- WORK TASK -
Where the string "sono" occurs in a line of the data below, that line should be copied.

* * * *

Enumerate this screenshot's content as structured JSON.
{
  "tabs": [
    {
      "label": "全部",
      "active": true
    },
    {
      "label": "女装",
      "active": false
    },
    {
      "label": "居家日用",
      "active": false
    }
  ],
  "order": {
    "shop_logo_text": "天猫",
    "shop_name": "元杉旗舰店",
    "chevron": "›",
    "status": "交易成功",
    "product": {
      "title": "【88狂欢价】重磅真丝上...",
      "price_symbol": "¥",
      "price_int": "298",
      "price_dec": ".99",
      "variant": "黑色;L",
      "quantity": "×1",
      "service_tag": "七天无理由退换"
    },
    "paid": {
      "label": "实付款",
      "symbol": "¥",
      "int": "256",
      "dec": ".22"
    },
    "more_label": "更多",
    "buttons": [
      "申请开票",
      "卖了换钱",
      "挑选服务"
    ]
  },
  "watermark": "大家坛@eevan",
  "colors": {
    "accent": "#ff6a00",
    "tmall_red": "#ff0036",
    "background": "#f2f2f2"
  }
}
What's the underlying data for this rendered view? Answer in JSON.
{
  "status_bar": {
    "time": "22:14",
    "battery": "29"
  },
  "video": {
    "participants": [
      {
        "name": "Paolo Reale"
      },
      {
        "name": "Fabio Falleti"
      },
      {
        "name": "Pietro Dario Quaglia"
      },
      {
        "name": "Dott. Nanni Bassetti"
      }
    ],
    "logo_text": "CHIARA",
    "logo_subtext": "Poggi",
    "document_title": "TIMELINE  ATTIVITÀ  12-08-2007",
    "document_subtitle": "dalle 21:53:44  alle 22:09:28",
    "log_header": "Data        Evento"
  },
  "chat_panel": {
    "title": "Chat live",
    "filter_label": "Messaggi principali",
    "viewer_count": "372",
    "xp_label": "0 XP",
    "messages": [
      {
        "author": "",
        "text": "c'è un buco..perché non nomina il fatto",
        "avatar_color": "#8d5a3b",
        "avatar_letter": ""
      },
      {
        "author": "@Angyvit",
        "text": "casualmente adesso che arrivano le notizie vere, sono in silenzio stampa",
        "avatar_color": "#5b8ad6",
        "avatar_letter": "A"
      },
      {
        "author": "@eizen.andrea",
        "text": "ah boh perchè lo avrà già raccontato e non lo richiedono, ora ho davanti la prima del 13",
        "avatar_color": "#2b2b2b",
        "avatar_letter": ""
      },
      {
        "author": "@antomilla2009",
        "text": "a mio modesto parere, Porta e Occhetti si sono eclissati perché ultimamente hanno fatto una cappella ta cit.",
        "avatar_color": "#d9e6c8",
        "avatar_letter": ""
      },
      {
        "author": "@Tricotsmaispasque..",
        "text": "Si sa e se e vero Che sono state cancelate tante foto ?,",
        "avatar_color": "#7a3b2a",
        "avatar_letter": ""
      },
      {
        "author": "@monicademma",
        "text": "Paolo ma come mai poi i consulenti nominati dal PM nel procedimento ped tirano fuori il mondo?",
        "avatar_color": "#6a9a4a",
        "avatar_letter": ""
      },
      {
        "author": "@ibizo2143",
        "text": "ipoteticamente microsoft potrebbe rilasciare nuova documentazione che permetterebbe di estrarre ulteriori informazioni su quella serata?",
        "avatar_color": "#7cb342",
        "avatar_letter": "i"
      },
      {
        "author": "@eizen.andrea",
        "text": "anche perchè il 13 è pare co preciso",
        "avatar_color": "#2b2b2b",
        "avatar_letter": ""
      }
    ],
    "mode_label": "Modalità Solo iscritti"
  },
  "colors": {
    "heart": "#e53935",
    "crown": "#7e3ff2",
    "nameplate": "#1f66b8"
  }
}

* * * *

- SOLUTION TO THE EXERCISE -
        "text": "casualmente adesso che arrivano le notizie vere, sono in silenzio stampa",
        "text": "a mio modesto parere, Porta e Occhetti si sono eclissati perché ultimamente hanno fatto una cappella ta cit.",
        "text": "Si sa e se e vero Che sono state cancelate tante foto ?,",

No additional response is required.